- Decrease in economic growth: The combination of decreased consumer spending, decreased business orders and profits, and decreased investment results in slower overall economic growth.
- Increased unemployment: Companies respond to decreased demand by laying off workers.
- Decreased capital expenditures: Businesses decrease or cancel machinery purchases, replacement equipment, and lower production capacity.
Preparing for a Recession
There are several steps that individuals, businesses, and governments can take to prepare for a recession and mitigate its effects.
Individuals can prepare by saving money, paying off debt, and investing in a diversified portfolio of assets. This can help to protect their finances during a recession and provide a cushion against decreased income and increased expenses.
Businesses can prepare by reducing costs, improving their products and services, and diversifying their revenue streams. This can help them to remain profitable during a recession and maintain their ability to invest in new projects and investments.
Governments can prepare by implementing policies that support economic growth and stability, such as tax incentives for businesses and investment in infrastructure. They can also implement programs to support workers during a recession, such as unemployment insurance and job training programs.
Tips to Prepare for a Recession
- Build an emergency fund: A savings cushion can help weather financial difficulties during a recession.
- Reduce debt: Paying off high-interest debt can free up resources and provide more financial stability.
- Diversify your investment portfolio: Spread investments across different assets to reduce risk.
- Stay informed about the economy and potential changes: Stay up-to-date on economic news and developments.
- Focus on increasing income: Consider taking on a side job, freelance work, or improving skills to increase earning potential.
- Consider your housing situation: Owning a home can provide stability during a recession, but consider the affordability and what’s best for you.
- Plan for a potential job loss: Consider building skills and experience in your current job or exploring alternative career paths.
- Make a plan for long-term financial security: Consider contributing to a retirement account, investing in a diversified portfolio, and making plans for future expenses and goals.

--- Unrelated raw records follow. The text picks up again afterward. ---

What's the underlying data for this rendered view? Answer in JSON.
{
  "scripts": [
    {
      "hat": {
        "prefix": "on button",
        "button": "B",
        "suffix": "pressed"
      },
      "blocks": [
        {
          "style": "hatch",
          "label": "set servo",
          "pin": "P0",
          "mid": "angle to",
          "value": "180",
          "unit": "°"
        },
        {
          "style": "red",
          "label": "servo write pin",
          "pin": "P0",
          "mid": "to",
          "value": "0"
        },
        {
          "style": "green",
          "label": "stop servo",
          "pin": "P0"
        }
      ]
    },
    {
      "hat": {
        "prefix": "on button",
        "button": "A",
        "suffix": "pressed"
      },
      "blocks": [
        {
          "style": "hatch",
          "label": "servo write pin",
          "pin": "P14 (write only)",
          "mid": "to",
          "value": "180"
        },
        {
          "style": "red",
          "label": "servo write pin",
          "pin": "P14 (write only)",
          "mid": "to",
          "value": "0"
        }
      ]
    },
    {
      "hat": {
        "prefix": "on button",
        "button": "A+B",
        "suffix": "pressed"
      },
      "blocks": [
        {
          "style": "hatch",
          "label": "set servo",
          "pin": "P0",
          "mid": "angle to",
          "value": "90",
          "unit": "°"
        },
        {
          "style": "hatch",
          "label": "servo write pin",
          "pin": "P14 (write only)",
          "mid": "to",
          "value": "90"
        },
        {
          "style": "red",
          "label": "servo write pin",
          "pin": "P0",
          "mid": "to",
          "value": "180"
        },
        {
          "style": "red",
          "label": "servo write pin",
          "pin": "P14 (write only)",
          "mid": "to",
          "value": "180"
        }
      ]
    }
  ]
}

A recession can be an excellent time to purchase a new home as real estate prices fall due to a lack of demand. Even if interest rates are high on a mortgage, you can refinance the mortgage later after interest rates drop. The most important thing is getting a great price on the house you want.

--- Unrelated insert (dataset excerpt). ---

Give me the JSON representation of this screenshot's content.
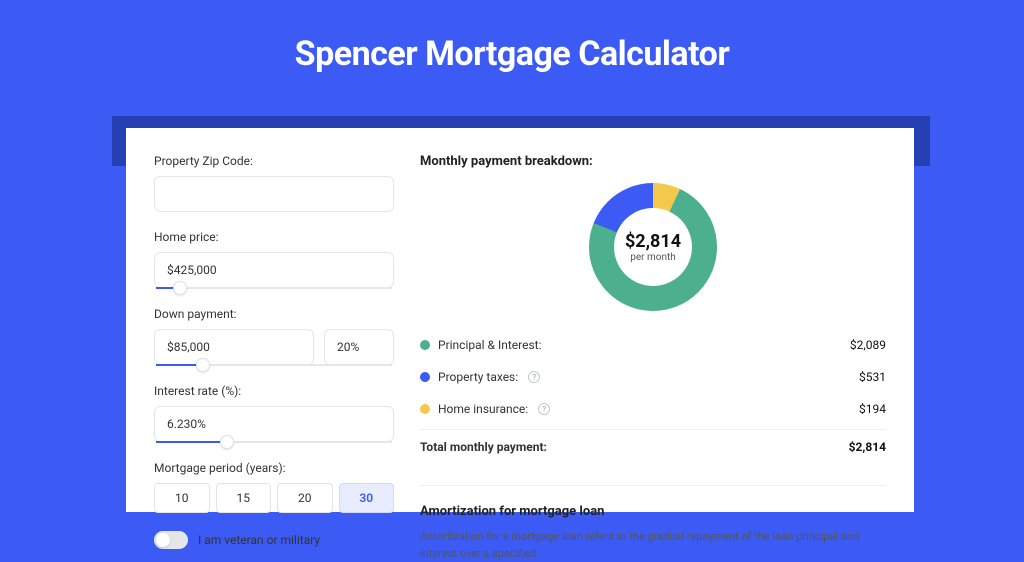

It can also be a great time to start dollar-cost averaging into investments during a recession as stock prices drop and the stock market enters a bear market on decreased earnings and a negative outlook for profits.
A recession is a tumultuous period of economic contraction characterized by a sharp decrease in consumer spending, plummeting business orders and profits, dwindling new investment, and a surge in unemployment. The duration of a recession can range from several months to several years, with far-reaching and long-lasting consequences for the economy, businesses, and people alike.
The root causes of a recession can be diverse and complex, ranging from housing market crashes and stock market crashes to credit crises and declining consumer confidence. Inflationary pressures and decreased government spending can also trigger an economic downturn.
During such trying times, government and central bank policies can prove to be a lifeline for the economy, cushioning the blow of the recession and mitigating its effects on individuals and businesses. Such policies can encompass monetary stimuli, such as low-interest rates, and fiscal stimulus, such as increased government spending. Of course, this must be measured against inflationary pressures.
While a recession can have a profound impact, with the proper understanding of its causes and preparation, it’s possible to reduce its impact and ensure economic stability. By being proactive and taking steps to safeguard against economic turbulence, individuals and businesses can weather the storm and emerge stronger on the other side.